We commonly refer to our home as simply our house — the roof we live under. This is no surprise when looking at the possible origins of the word “home”; its root nouns emphasise its spatial and physical features. It’s no wonder that we see our home merely for its physical presence.
On the other hand, the Tagalog word for home is “tahanan”. It stems from the root “tahan”, meaning to cease, to calm down, or to pacify. If, say, you wanted to comfort a crying toddler, you would tell her: “tahan na, anak”, which means “stop [tahan] now, child.” A home is a place of “tahan” — a place of peace. Unlike its English counterpart, “tahanan” is not simply a manor nor a village. It encompasses more than just the physical attributes of a home, but relates it to a place of comfort; physical, emotional and mental.
Through these photos, I hoped to convey the idea that a home is not merely a house or a physical space. A home is a place of comfort, granting emotional and mental peace that a mere building cannot provide. A home is complete only when filled with people and things that bring peace: Just as the polaroid photos are inserted into each frame as if to complete the rooms of our house.
My family completes my home; they are the focus of my tahanan. The photos capture them in their most raw and natural selves, revealing a little something of each of their characters. This is a taste of my home, in its purest and most authentic form.
1. The roots of the word “home” include
- “ham” (English, as in Nottingham, Birmingham, meaning “abode”, “estate”, or “one’s native place”)
- “heim” (German, meaning “homeland, native land”)
- “haims” (Gothic, meaning “village”)
- “heimr” (Old Icelandic, meaning “world”)
- “hamm” (Old English, meaning “a piece of pasture land; enclosure; house).
- See more here.
2. See more on “tahan” — the root word for tahanan — here: https://www.tagaloglang.com/tahan/
About the author:

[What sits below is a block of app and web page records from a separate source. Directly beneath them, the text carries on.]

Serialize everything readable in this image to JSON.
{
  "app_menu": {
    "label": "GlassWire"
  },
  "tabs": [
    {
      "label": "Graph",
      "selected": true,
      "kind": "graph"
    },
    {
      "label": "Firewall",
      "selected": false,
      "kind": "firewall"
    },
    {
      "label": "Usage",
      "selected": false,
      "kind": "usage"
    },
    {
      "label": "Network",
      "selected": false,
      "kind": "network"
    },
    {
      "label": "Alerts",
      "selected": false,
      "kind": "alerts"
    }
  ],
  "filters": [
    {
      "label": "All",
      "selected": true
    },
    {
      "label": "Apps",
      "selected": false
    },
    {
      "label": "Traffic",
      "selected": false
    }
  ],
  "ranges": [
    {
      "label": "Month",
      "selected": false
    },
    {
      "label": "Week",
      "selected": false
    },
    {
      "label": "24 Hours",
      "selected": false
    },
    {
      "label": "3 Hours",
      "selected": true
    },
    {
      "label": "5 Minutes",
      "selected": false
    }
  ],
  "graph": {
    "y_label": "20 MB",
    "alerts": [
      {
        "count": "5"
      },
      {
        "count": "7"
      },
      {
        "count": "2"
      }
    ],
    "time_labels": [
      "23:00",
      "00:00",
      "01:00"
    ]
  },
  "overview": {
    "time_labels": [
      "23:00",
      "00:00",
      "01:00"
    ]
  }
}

Kyra Maquiso is a third-culture kid. When she’s not drowning in exam notes and casebooks, she’s rediscovering her inner Pinay through learning OPM songs on her ukulele or jamming on the cajon with “Diwa”. Her favourite hobbies are cafe-hopping, making Spotify playlists to add to her exisiting collection of 32, and taking photos. Find her on instagram at @fsa_diwa and Tumblr at kmaquiso-photography.